Produced in partnership with the American Enterprise Institute for Public Policy Research (AEI), another research institution that champions conservative ideals, the paper compares the combined average wages and benefits of public school teachers with those of private-sector professionals who have similar skills. It concludes that wages for the two groups are about the same, while benefits and job security are significantly higher for teachers.
“Teacher compensation could therefore be reduced with only minor effects on recruitment and retention,” wrote the paper’s authors, Jason Richwine and Andrew G. Biggs. “Alternatively, teachers who are more effective at raising student achievement might be hired at comparable cost.”
Richwine is a senior policy analyst at the Heritage Foundation’s Center for Data Analysis, and Biggs is a resident scholar at AEI.
Using data from the Census Bureau’s Current Population Survey, Richwine and Biggs found results that are consistent with other research: Public school teachers earn about 19 percent less in wages, on average, than non-teachers with the same level of education.
But then, in a surprising twist, the researchers argue that advanced degrees for teachers aren’t as rigorous as those earned by private-sector employees—and so a better comparison would be to look at cognitive ability rather than years of education. (Editor’s note: See “Four fallacies of the ‘teachers are overpaid’ argument.”)
To do so, they examined scores on the Armed Forces Qualification Test (AFQT), a cognitive exam similar to an IQ test.
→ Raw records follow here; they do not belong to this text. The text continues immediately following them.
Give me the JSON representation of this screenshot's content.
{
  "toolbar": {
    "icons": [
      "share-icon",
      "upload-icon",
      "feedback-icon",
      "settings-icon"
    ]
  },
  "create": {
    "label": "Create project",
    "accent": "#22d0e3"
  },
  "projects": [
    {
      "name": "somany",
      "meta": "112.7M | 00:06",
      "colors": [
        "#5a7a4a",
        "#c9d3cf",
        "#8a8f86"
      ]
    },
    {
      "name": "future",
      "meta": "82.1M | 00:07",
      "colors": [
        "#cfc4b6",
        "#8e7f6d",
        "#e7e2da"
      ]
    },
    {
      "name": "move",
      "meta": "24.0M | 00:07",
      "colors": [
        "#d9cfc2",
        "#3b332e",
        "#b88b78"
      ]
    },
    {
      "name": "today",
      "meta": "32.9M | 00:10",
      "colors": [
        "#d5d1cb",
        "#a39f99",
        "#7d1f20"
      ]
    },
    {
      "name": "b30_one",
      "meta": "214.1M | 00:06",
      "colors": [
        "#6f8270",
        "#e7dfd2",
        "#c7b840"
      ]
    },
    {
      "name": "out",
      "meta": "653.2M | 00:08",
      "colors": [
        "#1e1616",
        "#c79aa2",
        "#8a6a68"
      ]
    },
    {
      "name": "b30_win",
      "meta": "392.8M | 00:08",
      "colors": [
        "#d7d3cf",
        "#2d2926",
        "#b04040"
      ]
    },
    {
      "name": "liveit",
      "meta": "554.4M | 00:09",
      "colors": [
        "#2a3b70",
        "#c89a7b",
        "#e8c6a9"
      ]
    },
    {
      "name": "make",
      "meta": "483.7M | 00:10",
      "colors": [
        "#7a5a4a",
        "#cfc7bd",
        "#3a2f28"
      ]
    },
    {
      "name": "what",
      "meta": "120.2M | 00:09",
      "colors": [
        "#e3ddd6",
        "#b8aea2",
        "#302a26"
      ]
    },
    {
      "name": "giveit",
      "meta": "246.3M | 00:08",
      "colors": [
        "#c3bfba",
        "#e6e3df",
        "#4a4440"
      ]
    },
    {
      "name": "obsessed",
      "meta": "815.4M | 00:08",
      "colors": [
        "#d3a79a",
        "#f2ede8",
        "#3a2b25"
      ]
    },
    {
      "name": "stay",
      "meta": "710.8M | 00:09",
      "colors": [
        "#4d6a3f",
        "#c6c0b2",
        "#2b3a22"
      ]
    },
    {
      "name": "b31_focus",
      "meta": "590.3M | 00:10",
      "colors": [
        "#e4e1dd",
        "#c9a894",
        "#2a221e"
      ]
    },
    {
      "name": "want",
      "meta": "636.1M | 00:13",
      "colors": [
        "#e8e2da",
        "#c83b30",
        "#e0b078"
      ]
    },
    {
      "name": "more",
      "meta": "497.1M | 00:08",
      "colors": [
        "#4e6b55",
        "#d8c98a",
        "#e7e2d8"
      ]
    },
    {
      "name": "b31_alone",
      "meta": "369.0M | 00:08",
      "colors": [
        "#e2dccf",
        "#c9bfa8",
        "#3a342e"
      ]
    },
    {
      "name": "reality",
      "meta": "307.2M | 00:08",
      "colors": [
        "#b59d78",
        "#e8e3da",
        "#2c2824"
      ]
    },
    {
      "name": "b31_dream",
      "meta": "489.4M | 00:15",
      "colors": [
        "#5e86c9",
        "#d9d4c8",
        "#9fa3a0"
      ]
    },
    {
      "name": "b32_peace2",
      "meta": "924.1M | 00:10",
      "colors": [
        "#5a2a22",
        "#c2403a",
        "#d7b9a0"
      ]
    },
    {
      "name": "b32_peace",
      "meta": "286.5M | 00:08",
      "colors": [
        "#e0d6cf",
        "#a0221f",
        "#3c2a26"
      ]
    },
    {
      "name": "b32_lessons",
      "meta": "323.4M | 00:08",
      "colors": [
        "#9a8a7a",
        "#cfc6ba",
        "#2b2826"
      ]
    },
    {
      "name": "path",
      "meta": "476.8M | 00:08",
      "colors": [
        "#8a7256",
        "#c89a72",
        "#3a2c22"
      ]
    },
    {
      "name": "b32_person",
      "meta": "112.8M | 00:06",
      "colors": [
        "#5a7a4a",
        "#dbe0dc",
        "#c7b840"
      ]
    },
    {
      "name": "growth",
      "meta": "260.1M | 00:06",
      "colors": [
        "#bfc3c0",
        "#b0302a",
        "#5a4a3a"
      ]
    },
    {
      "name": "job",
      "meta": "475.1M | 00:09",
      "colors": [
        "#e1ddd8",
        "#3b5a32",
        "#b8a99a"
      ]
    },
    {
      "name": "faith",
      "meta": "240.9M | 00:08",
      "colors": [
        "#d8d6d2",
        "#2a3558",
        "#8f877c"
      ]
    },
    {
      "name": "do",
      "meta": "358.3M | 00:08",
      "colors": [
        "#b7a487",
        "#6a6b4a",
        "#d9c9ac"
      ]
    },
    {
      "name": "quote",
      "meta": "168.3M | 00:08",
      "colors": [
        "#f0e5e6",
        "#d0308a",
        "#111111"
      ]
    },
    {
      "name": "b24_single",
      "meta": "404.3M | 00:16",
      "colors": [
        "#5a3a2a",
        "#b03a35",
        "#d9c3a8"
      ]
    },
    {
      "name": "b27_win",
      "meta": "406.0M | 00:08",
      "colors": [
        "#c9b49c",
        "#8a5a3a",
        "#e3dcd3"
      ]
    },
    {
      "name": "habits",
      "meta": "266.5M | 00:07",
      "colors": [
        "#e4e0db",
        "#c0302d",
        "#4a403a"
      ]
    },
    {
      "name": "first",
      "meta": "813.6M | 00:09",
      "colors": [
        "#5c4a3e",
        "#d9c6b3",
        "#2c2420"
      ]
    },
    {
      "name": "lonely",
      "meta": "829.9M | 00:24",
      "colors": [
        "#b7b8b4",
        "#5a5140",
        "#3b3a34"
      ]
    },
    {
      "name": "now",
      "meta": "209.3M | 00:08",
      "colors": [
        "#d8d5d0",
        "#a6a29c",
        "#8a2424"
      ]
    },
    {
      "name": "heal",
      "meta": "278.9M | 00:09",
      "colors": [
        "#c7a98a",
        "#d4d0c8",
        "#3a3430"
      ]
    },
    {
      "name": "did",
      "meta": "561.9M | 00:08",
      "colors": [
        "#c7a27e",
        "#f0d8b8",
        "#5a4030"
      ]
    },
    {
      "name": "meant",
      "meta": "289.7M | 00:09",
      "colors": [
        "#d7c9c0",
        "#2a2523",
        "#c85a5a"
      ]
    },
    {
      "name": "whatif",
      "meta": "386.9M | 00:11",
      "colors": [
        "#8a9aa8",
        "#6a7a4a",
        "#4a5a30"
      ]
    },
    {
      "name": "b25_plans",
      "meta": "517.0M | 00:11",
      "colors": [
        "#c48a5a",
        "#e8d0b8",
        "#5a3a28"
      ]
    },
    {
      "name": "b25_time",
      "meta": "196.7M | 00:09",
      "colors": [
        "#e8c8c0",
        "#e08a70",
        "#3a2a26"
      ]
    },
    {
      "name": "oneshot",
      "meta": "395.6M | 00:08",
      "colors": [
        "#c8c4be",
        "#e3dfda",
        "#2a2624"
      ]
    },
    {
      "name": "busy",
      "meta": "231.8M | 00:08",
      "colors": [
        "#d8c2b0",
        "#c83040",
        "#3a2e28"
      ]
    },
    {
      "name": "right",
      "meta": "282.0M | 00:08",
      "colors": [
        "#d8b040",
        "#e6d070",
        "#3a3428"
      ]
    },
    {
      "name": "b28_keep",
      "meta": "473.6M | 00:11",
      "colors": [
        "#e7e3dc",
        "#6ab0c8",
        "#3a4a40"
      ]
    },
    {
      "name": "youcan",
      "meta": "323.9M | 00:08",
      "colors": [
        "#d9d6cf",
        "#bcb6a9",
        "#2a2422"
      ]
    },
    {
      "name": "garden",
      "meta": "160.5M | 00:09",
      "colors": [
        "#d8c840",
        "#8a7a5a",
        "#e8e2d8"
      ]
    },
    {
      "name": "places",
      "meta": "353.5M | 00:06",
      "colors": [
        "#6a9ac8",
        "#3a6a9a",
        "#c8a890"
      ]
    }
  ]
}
They reportedly chose this test because the National Longitudinal Survey of Youth linked AFQT scores to other individual-level data, so they could do a regressive statistical analysis of AFQT scores along with other control variables. Participants in the longitudinal survey were paid to take the AFQT, so the scores weren’t restricted only to people who served in the military.
Richwine and Biggs claim that “the wage gap between teachers and non-teachers disappears” when public school teachers are matched with private-sector employees who have similar AFQT scores.